> **Data records for software interfaces**
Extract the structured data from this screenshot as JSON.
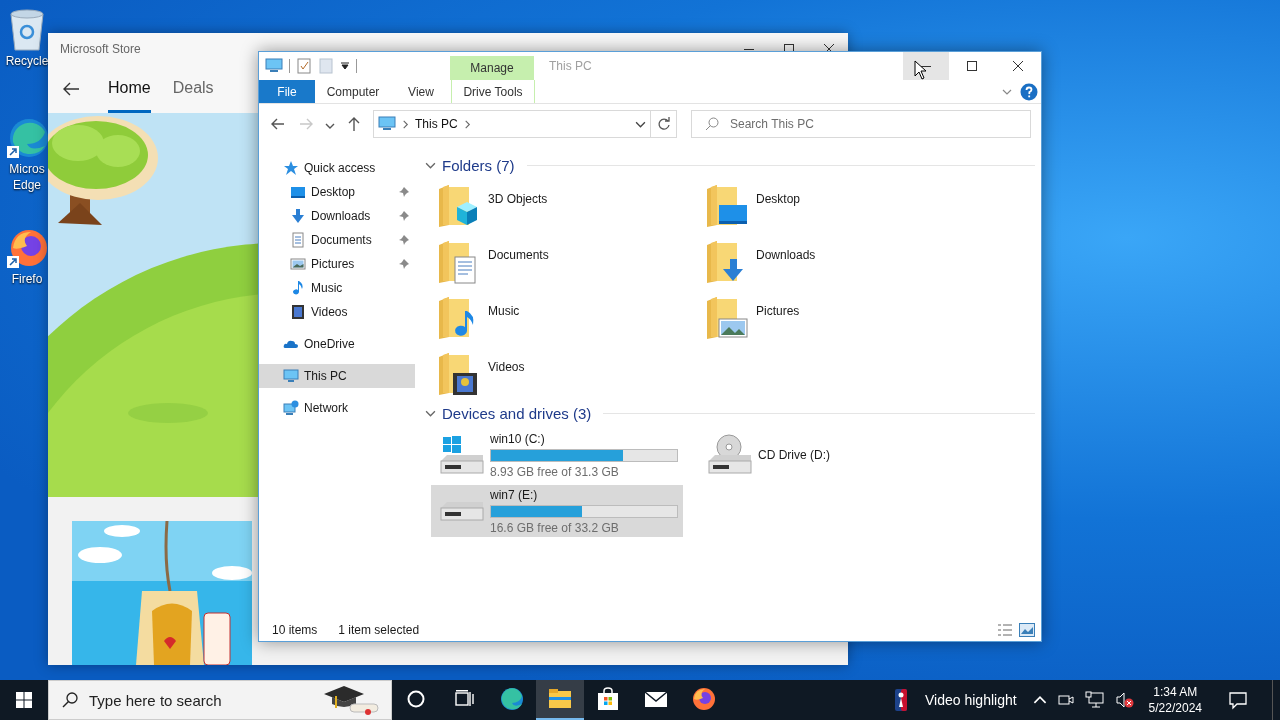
{
  "desktop_icons": [
    {
      "kind": "recyclebin",
      "label_lines": [
        "Recycle"
      ]
    },
    {
      "kind": "edge",
      "label_lines": [
        "Micros",
        "Edge"
      ]
    },
    {
      "kind": "firefox",
      "label_lines": [
        "Firefo"
      ]
    }
  ],
  "store": {
    "title": "Microsoft Store",
    "nav": [
      {
        "label": "Home",
        "selected": true
      },
      {
        "label": "Deals",
        "selected": false
      }
    ]
  },
  "explorer": {
    "context_tab": "Manage",
    "title": "This PC",
    "window_buttons": [
      {
        "kind": "minimize",
        "hovered": true
      },
      {
        "kind": "maximize",
        "hovered": false
      },
      {
        "kind": "close",
        "hovered": false
      }
    ],
    "ribbon_tabs": [
      {
        "label": "File",
        "kind": "file"
      },
      {
        "label": "Computer",
        "kind": "tab"
      },
      {
        "label": "View",
        "kind": "tab"
      },
      {
        "label": "Drive Tools",
        "kind": "context"
      }
    ],
    "nav_buttons": [
      {
        "kind": "back",
        "disabled": false
      },
      {
        "kind": "forward",
        "disabled": true
      },
      {
        "kind": "recent",
        "disabled": false
      },
      {
        "kind": "up",
        "disabled": false
      }
    ],
    "address": {
      "crumbs": [
        "This PC"
      ]
    },
    "search": {
      "placeholder": "Search This PC"
    },
    "nav_pane": [
      {
        "label": "Quick access",
        "kind": "quickaccess",
        "selected": false,
        "children": [
          {
            "label": "Desktop",
            "kind": "desktop",
            "pinned": true,
            "selected": false
          },
          {
            "label": "Downloads",
            "kind": "downloads",
            "pinned": true,
            "selected": false
          },
          {
            "label": "Documents",
            "kind": "documents",
            "pinned": true,
            "selected": false
          },
          {
            "label": "Pictures",
            "kind": "pictures",
            "pinned": true,
            "selected": false
          },
          {
            "label": "Music",
            "kind": "music",
            "pinned": false,
            "selected": false
          },
          {
            "label": "Videos",
            "kind": "videos",
            "pinned": false,
            "selected": false
          }
        ]
      },
      {
        "label": "OneDrive",
        "kind": "onedrive",
        "selected": false
      },
      {
        "label": "This PC",
        "kind": "pc",
        "selected": true
      },
      {
        "label": "Network",
        "kind": "network",
        "selected": false
      }
    ],
    "groups": [
      {
        "title": "Folders (7)",
        "expanded": true,
        "items": [
          {
            "name": "3D Objects",
            "kind": "objects"
          },
          {
            "name": "Desktop",
            "kind": "desktop"
          },
          {
            "name": "Documents",
            "kind": "documents"
          },
          {
            "name": "Downloads",
            "kind": "downloads"
          },
          {
            "name": "Music",
            "kind": "music"
          },
          {
            "name": "Pictures",
            "kind": "pictures"
          },
          {
            "name": "Videos",
            "kind": "videos"
          }
        ]
      },
      {
        "title": "Devices and drives (3)",
        "expanded": true,
        "items": [
          {
            "name": "win10 (C:)",
            "kind": "systemdrive",
            "level": 0.71,
            "free": "8.93 GB free of 31.3 GB",
            "selected": false
          },
          {
            "name": "CD Drive (D:)",
            "kind": "opticaldrive",
            "selected": false
          },
          {
            "name": "win7 (E:)",
            "kind": "drive",
            "level": 0.49,
            "free": "16.6 GB free of 33.2 GB",
            "selected": true
          }
        ]
      }
    ],
    "status": {
      "count": "10 items",
      "selection": "1 item selected"
    }
  },
  "taskbar": {
    "search": {
      "placeholder": "Type here to search"
    },
    "apps": [
      {
        "kind": "cortana",
        "active": false
      },
      {
        "kind": "taskview",
        "active": false
      },
      {
        "kind": "edge",
        "active": false
      },
      {
        "kind": "explorer",
        "active": true
      },
      {
        "kind": "store",
        "active": false
      },
      {
        "kind": "mail",
        "active": false
      },
      {
        "kind": "firefox",
        "active": false
      }
    ],
    "news": "Video highlight",
    "volume_muted": true,
    "time": "1:34 AM",
    "date": "5/22/2024"
  }
}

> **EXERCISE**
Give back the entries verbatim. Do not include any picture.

> **RESULT**
Extract the structured data from this screenshot as JSON.
{
  "desktop_icons": [
    {
      "kind": "recyclebin",
      "label_lines": [
        "Recycle"
      ]
    },
    {
      "kind": "edge",
      "label_lines": [
        "Micros",
        "Edge"
      ]
    },
    {
      "kind": "firefox",
      "label_lines": [
        "Firefo"
      ]
    }
  ],
  "store": {
    "title": "Microsoft Store",
    "nav": [
      {
        "label": "Home",
        "selected": true
      },
      {
        "label": "Deals",
        "selected": false
      }
    ]
  },
  "explorer": {
    "context_tab": "Manage",
    "title": "This PC",
    "window_buttons": [
      {
        "kind": "minimize",
        "hovered": true
      },
      {
        "kind": "maximize",
        "hovered": false
      },
      {
        "kind": "close",
        "hovered": false
      }
    ],
    "ribbon_tabs": [
      {
        "label": "File",
        "kind": "file"
      },
      {
        "label": "Computer",
        "kind": "tab"
      },
      {
        "label": "View",
        "kind": "tab"
      },
      {
        "label": "Drive Tools",
        "kind": "context"
      }
    ],
    "nav_buttons": [
      {
        "kind": "back",
        "disabled": false
      },
      {
        "kind": "forward",
        "disabled": true
      },
      {
        "kind": "recent",
        "disabled": false
      },
      {
        "kind": "up",
        "disabled": false
      }
    ],
    "address": {
      "crumbs": [
        "This PC"
      ]
    },
    "search": {
      "placeholder": "Search This PC"
    },
    "nav_pane": [
      {
        "label": "Quick access",
        "kind": "quickaccess",
        "selected": false,
        "children": [
          {
            "label": "Desktop",
            "kind": "desktop",
            "pinned": true,
            "selected": false
          },
          {
            "label": "Downloads",
            "kind": "downloads",
            "pinned": true,
            "selected": false
          },
          {
            "label": "Documents",
            "kind": "documents",
            "pinned": true,
            "selected": false
          },
          {
            "label": "Pictures",
            "kind": "pictures",
            "pinned": true,
            "selected": false
          },
          {
            "label": "Music",
            "kind": "music",
            "pinned": false,
            "selected": false
          },
          {
            "label": "Videos",
            "kind": "videos",
            "pinned": false,
            "selected": false
          }
        ]
      },
      {
        "label": "OneDrive",
        "kind": "onedrive",
        "selected": false
      },
      {
        "label": "This PC",
        "kind": "pc",
        "selected": true
      },
      {
        "label": "Network",
        "kind": "network",
        "selected": false
      }
    ],
    "groups": [
      {
        "title": "Folders (7)",
        "expanded": true,
        "items": [
          {
            "name": "3D Objects",
            "kind": "objects"
          },
          {
            "name": "Desktop",
            "kind": "desktop"
          },
          {
            "name": "Documents",
            "kind": "documents"
          },
          {
            "name": "Downloads",
            "kind": "downloads"
          },
          {
            "name": "Music",
            "kind": "music"
          },
          {
            "name": "Pictures",
            "kind": "pictures"
          },
          {
            "name": "Videos",
            "kind": "videos"
          }
        ]
      },
      {
        "title": "Devices and drives (3)",
        "expanded": true,
        "items": [
          {
            "name": "win10 (C:)",
            "kind": "systemdrive",
            "level": 0.71,
            "free": "8.93 GB free of 31.3 GB",
            "selected": false
          },
          {
            "name": "CD Drive (D:)",
            "kind": "opticaldrive",
            "selected": false
          },
          {
            "name": "win7 (E:)",
            "kind": "drive",
            "level": 0.49,
            "free": "16.6 GB free of 33.2 GB",
            "selected": true
          }
        ]
      }
    ],
    "status": {
      "count": "10 items",
      "selection": "1 item selected"
    }
  },
  "taskbar": {
    "search": {
      "placeholder": "Type here to search"
    },
    "apps": [
      {
        "kind": "cortana",
        "active": false
      },
      {
        "kind": "taskview",
        "active": false
      },
      {
        "kind": "edge",
        "active": false
      },
      {
        "kind": "explorer",
        "active": true
      },
      {
        "kind": "store",
        "active": false
      },
      {
        "kind": "mail",
        "active": false
      },
      {
        "kind": "firefox",
        "active": false
      }
    ],
    "news": "Video highlight",
    "volume_muted": true,
    "time": "1:34 AM",
    "date": "5/22/2024"
  }
}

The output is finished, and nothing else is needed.